Farther back, 12,000 years ago, humans were mainly foraging, meaning they didn't interact with their environments as farmers do. By 3,000 years ago, farmers were feeding nations and causing free trade in many parts of the globe.

Humans in these time periods began clearing out forests to plant food and domesticating plants and animals to make them dependent on human interaction. Early herders also changed their surroundings through land clearance and selective breeding. While these changes were at varying paces, the examples are now known to be widespread and can provide insight on how we came to degrade our relationship with the Earth and its natural resources.

The myth of "leave no trace" in ancient cultures

The study, led by Lucas Stephens of the University of Pennsylvania, is a part of a larger project called ArchaeoGLOBE, where online surveys are used to gather information from regional experts on how land use has changed over time in 146 different areas around the world. Land use can be anything from hunting and gathering to farming to grazing animals.

And as it turns out, many of the ways ancient people used the land weren't as "leave-no-trace" as many have imagined.

A panoramic view of the Byan Zhurek valley and setting near Tasbas. Credit: Michael Frachetti/Washington University in St. Louis (2011)

"Through this crowdsourced data, we can see that there was global environmental impact by land use at least 3,000 years ago," says Gary Feinman, MacArthur Curator of Anthropology at the Field Museum and one of the study's 250 authors. "And that means that the idea of seeing human impact on the environment as a newer phenomenon is too focused on the recent past."

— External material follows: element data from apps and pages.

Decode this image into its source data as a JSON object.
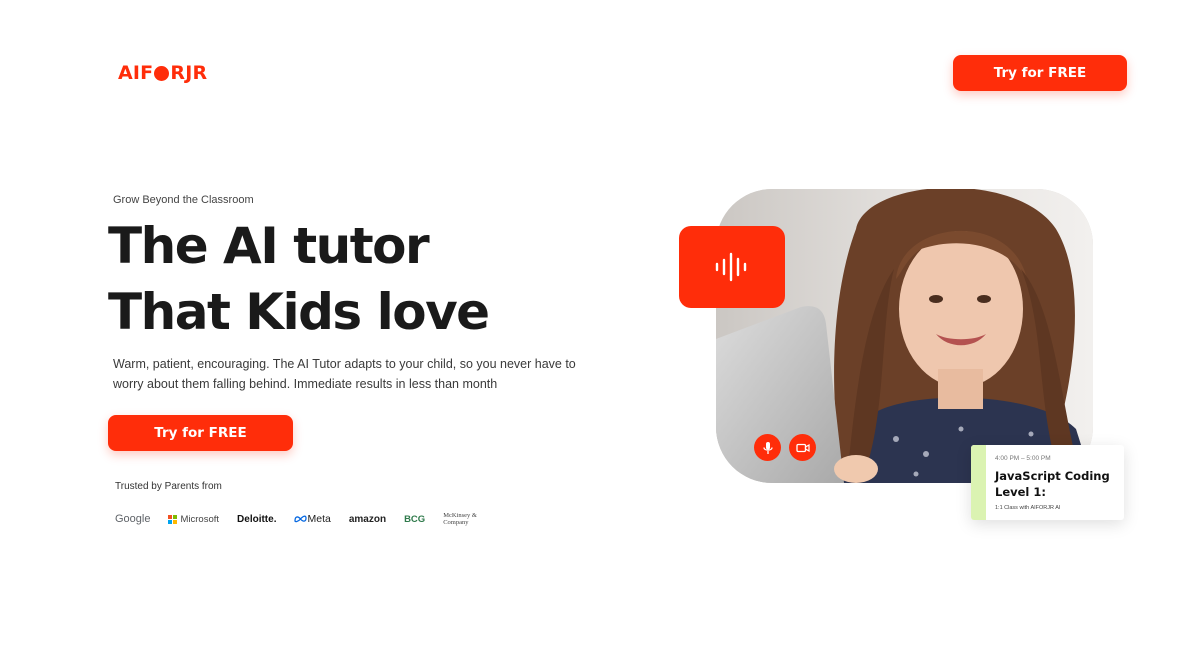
{
  "header": {
    "logo_left": "AIF",
    "logo_right": "RJR",
    "cta_label": "Try for FREE"
  },
  "hero": {
    "eyebrow": "Grow Beyond the Classroom",
    "headline_line1": "The AI tutor",
    "headline_line2": "That Kids love",
    "description": "Warm, patient, encouraging. The AI Tutor adapts to your child, so you never have to worry about them falling behind. Immediate results in less than month",
    "cta_label": "Try for FREE"
  },
  "trusted": {
    "label": "Trusted by Parents from",
    "brands": [
      "Google",
      "Microsoft",
      "Deloitte.",
      "Meta",
      "amazon",
      "BCG",
      "McKinsey & Company"
    ]
  },
  "call_card": {
    "voice_icon": "audio-waveform-icon",
    "mic_icon": "microphone-icon",
    "camera_icon": "video-camera-icon"
  },
  "class_card": {
    "time": "4:00 PM – 5:00 PM",
    "title": "JavaScript Coding Level 1:",
    "subtitle": "1:1 Class with AIFORJR AI"
  },
  "colors": {
    "accent": "#ff2d0a",
    "class_bar": "#dbf3b2",
    "text": "#1a1a1a"
  }
}
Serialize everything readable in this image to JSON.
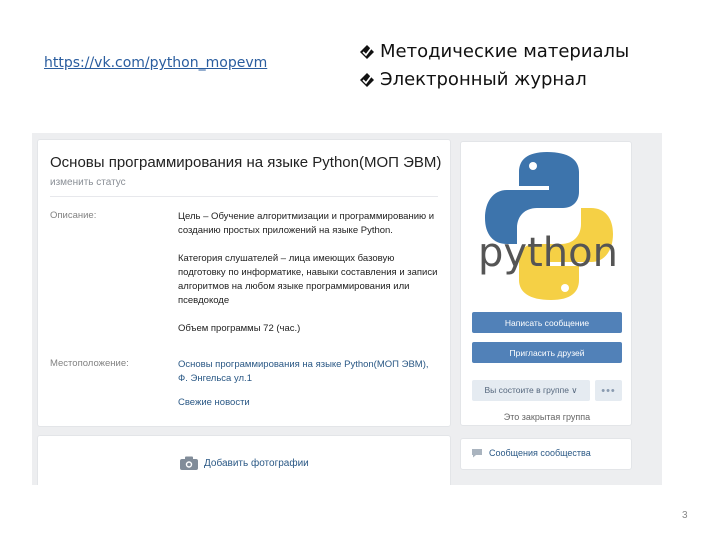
{
  "slide": {
    "link": "https://vk.com/python_mopevm",
    "bullets": [
      "Методические материалы",
      "Электронный журнал"
    ],
    "page_number": "3"
  },
  "vk": {
    "group_title": "Основы программирования на языке Python(МОП ЭВМ)",
    "status_link": "изменить статус",
    "description_label": "Описание:",
    "description_paragraphs": [
      "Цель – Обучение алгоритмизации и программированию и созданию простых приложений на языке Python.",
      "Категория слушателей – лица имеющих базовую подготовку по информатике, навыки составления и записи алгоритмов на любом языке программирования или псевдокоде",
      "Объем программы 72 (час.)"
    ],
    "location_label": "Местоположение:",
    "location_value": "Основы программирования на языке Python(МОП ЭВМ), Ф. Энгельса ул.1",
    "latest_news": "Свежие новости",
    "add_photo": "Добавить фотографии",
    "write_message": "Написать сообщение",
    "invite_friends": "Пригласить друзей",
    "member_status": "Вы состоите в группе ∨",
    "more": "•••",
    "closed_group": "Это закрытая группа",
    "community_messages": "Сообщения сообщества",
    "logo_text": "python"
  },
  "colors": {
    "vk_blue": "#5181b8",
    "link_blue": "#2a5885",
    "python_blue": "#3d74ac",
    "python_yellow": "#f5d045",
    "logo_text_gray": "#555555"
  },
  "icons": {
    "bullet": "checkmark-diamond-bullet",
    "camera": "camera-icon",
    "messages": "message-bubble-icon"
  }
}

The results, however, are more optimistic than they seem. Now that researchers know the beginnings of environmental impact, they can use this data to study what solutions ancient civilizations used to mitigate the negative effects of deforestation, water scarcity, and more.